Addressing Challenges Post-COVID-19
When remote working became a necessity during the peak of the COVID-19 pandemic, organisations around the world were forced to execute their business continuity plans. Their reliance on remote working practices grew significantly, however, many did not expect the situation to last as long as it has to eventually become what’s now called the “new normal”.
Many businesses found that they had to accelerate digital transformation and expand their technology to support the increased demands of remote working. From additional security measures for remote working solutions to improved storage capabilities due to increasing data growth, there’s a lot more for businesses to consider in order to ensure operations are resilient and able to accommodate future innovation.
Hence, according to Jason, IBM has sharpened its focus on fine-tuning its offerings in order to address the needs clients have in the current environment. “We have provided a framework to our partners on what we call the “Big 7 Needs” clients have and focus on solutions which reduce operational cost, re-optimise their environments to enhance IT resiliency, enable remote users and accelerate efficiency with the cloud”.
He then explained further, “Our Storage Utility offerings are designed to reduce operational cost and infrastructure. The cyber resiliency optimisation workshops help clients enhance their storage resiliency, while our Spectrum Virtualize for Public Cloud helps with enabling a multi-cloud storage environment. Apart from this, we have also provided various stimulation packages to our partners to help them manage their cashflows, give them access to tools to enhance their digital marketing skills and others”.
Fulfilling the Rising Demand for Channel Ecosystems
With more than 75% of IBM’s products sold via channel partners, there is no doubt as to why they play a huge role for tech vendors. Jason pointed out that client relationships and the ability to offer end to end solutions are primarily the key benefits partners bring with them.
Jason explained that the channel ecosystem today is no longer a hierarchal chain but more of a mesh network. Clients are actively seeking ecosystems and not just products and point solutions. For an ecosystem to be successful, there have to be data collaborations, talent pooling and a platform where participants have access to new offerings and capabilities as well as expanded revenue pools and great efficiencies.
“IBM’s announcement on Partner to Partner connect is one such example. Here we proactively match skill sets and recommend partners to partners, with a view of building vertical-focused solutions and access to complementary skills”.
As IDC predicts 30% of overall revenue shall come by P2P collaboration and Jason believes clients would benefit immensely by engaging through such ecosystems and platforms instead of point solutions from technology vendors.
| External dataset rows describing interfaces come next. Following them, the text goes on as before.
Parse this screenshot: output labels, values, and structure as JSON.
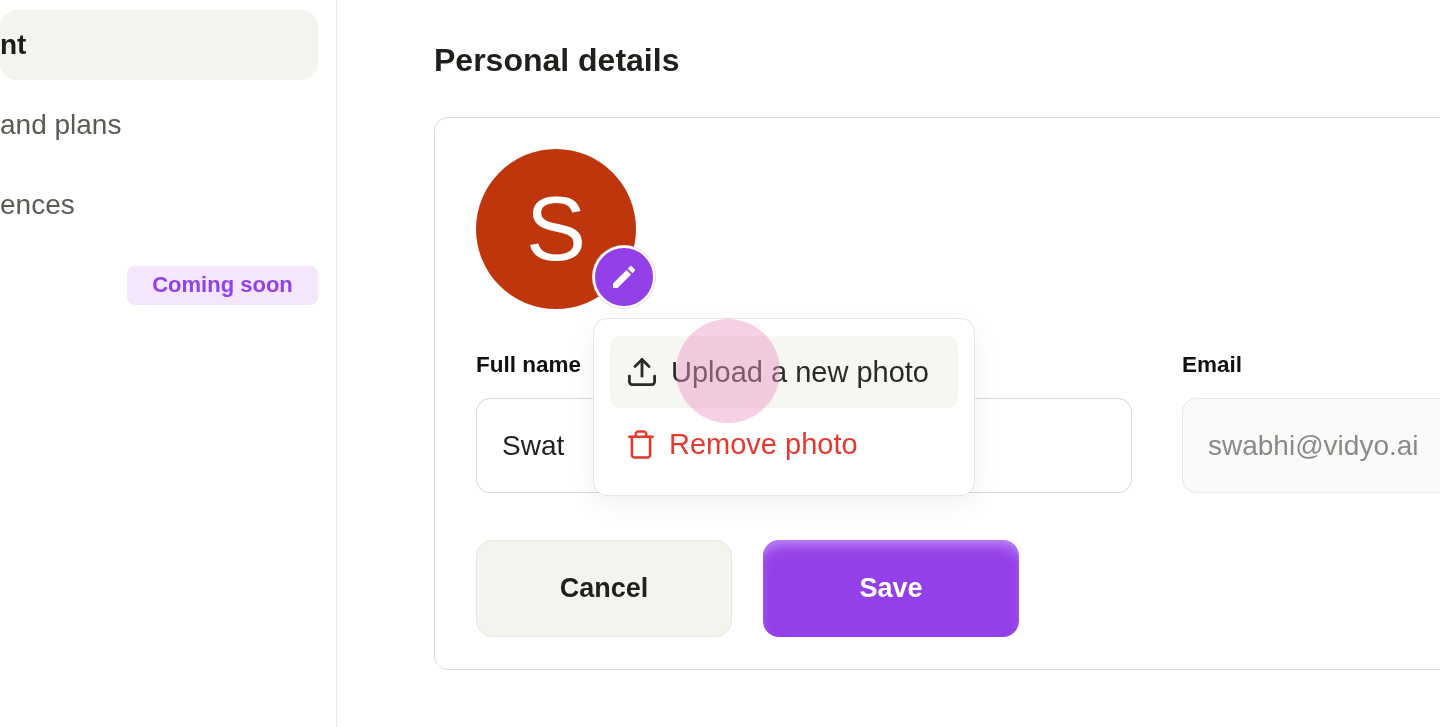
{
  "sidebar": {
    "items": [
      {
        "label": "nt",
        "selected": true
      },
      {
        "label": "and plans",
        "selected": false
      },
      {
        "label": "ences",
        "selected": false
      },
      {
        "badge": "Coming soon",
        "selected": false
      }
    ]
  },
  "title": "Personal details",
  "avatar": {
    "initial": "S"
  },
  "photo_menu": {
    "open": true,
    "items": [
      {
        "kind": "upload",
        "label": "Upload a new photo",
        "highlighted": true
      },
      {
        "kind": "remove",
        "label": "Remove photo",
        "highlighted": false
      }
    ]
  },
  "fields": [
    {
      "label": "Full name",
      "value": "Swat",
      "disabled": false
    },
    {
      "label": "Email",
      "value": "swabhi@vidyo.ai",
      "disabled": true
    }
  ],
  "buttons": [
    {
      "kind": "secondary",
      "label": "Cancel"
    },
    {
      "kind": "primary",
      "label": "Save"
    }
  ]
}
Highlighting his favourite partner transformation story, Jason then told us about a partner based in Thailand who was looking to pivot their business from that of a point product sale to a model of sustainability and recurring profitability. As a hardware reseller, the partner started to experience a change in customer buying behaviour. Customers were demanding offerings and solutions that were more dynamic, nimble and cost-sensitive. Yet, they did not want to forgo the quality and service level agreements which the partner had offered.
Jason said the partner came to IBM asking for help to transform its business; seeking to remain relevant yet leveraging their core strength around IBM’s Storage technology. IBM took the lead to work with the partner to help build its managed services capabilities.
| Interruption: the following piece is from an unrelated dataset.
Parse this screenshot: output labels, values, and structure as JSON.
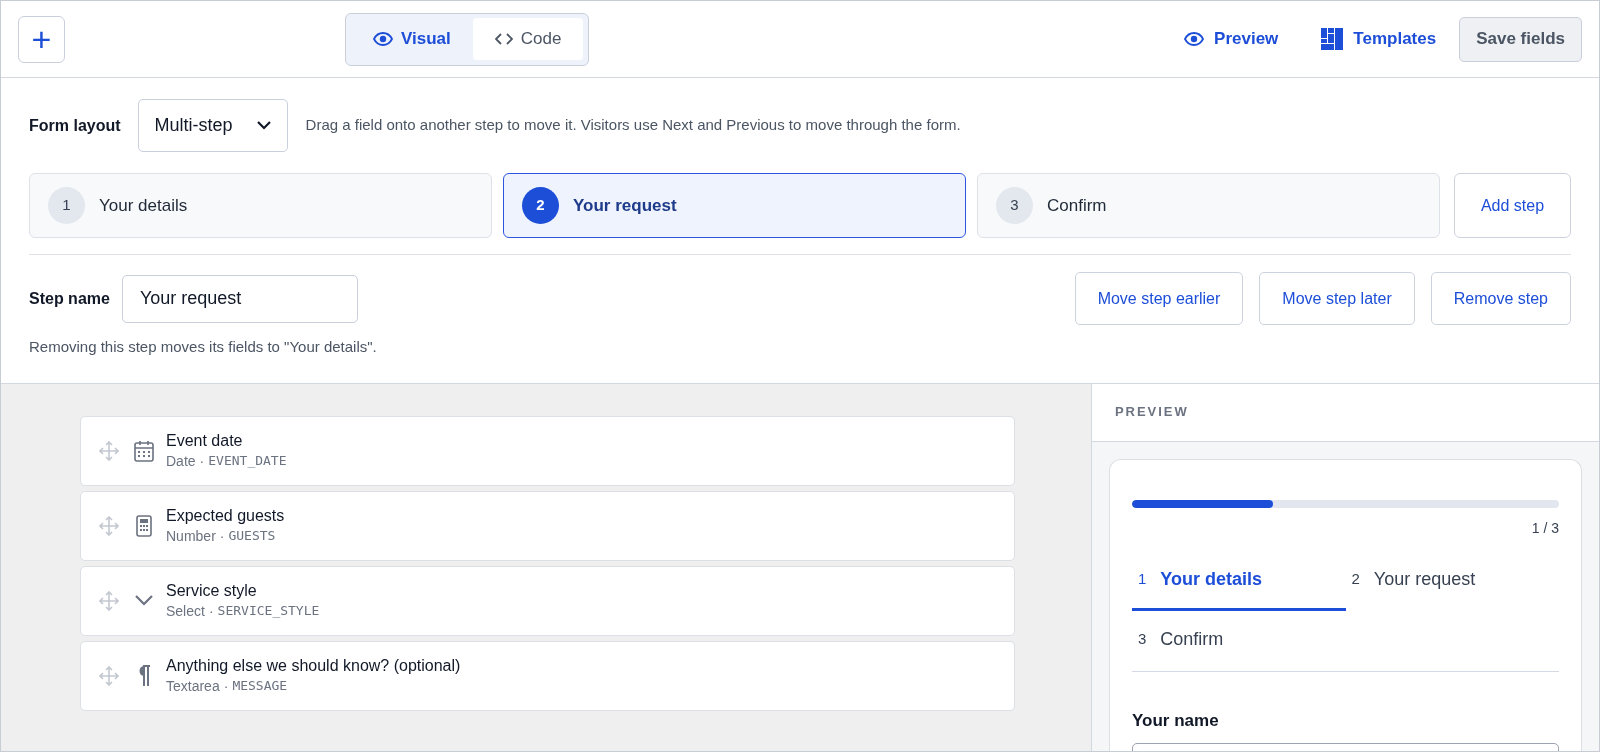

“We provided our FS5000 as an anchor from which the partner built his Service IP around the technology, offering this as a managed service to his client. By transforming from a hardware seller to a managed service provider, the partner was able to be agile and rapidly adapt to the needs of his clients”.
Such scenarios are what make channel partners a valuable asset to be both technology vendors and customers as well. In order to have a positive outcome for all parties, partners need to continue to be able to adapt to the demands of their customers and channel those demands to the vendors like IBM.